NEW YORK (Reuters) - New Jersey’s Democrat-controlled state legislature will vote next week on bills to legalize same-sex marriage, the Democratic leadership said on Monday, adding pressure to Governor Chris Christie who opposes the measure.
The state senate has scheduled a vote on February 13 and the assembly will take up the issue three days later. A similar bid to approve marriage for same-sex couples was defeated by the senate two years ago.
Christie, a Republican party star who decided against entering the 2012 presidential race despite a high-profile courtship from top Republican donors, has repeatedly said he would veto a gay marriage bill if it were to come to his desk.

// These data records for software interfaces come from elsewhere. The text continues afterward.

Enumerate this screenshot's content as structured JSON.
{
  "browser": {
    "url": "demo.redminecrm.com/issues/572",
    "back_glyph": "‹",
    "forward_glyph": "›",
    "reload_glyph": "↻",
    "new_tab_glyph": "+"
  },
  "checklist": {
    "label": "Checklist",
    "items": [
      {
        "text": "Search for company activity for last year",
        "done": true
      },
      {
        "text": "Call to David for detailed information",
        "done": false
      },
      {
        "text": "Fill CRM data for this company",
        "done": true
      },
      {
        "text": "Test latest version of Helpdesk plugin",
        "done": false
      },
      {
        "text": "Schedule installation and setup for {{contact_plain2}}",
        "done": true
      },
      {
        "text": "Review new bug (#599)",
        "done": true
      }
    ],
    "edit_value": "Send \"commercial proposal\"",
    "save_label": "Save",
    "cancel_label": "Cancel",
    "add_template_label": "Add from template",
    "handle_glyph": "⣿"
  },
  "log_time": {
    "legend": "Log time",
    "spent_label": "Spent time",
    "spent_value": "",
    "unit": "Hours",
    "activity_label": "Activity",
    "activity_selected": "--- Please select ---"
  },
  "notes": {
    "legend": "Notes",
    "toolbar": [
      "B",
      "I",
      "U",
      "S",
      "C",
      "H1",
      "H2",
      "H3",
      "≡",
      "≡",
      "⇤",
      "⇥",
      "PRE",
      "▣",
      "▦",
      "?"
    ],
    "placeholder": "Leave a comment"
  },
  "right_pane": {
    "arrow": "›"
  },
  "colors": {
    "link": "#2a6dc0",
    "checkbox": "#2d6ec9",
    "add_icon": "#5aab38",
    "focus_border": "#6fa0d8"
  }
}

It was not clear that the legislation would win the support of two-thirds of both houses — the threshold for overriding a governor’s veto.
New Jersey has allowed civil unions between gay couples since 2007. A recent Quinnipiac University poll found New Jersey voters support gay marriage by a margin of 52 to 42 percent.
More than 40 states ban or refuse to recognize gay marriage, but six states, as well as the District of Columbia, allow it. Gay marriage is legal in New York, Massachusetts, Connecticut, Vermont, New Hampshire and Iowa.
A bill to legalize same-sex marriage in Washington state won state senate approval earlier this month, and gay rights activists in Maine say they plan to bring the issue to voters in a referendum.
Reporting By Edith Honan; Editing by Cynthia Johnston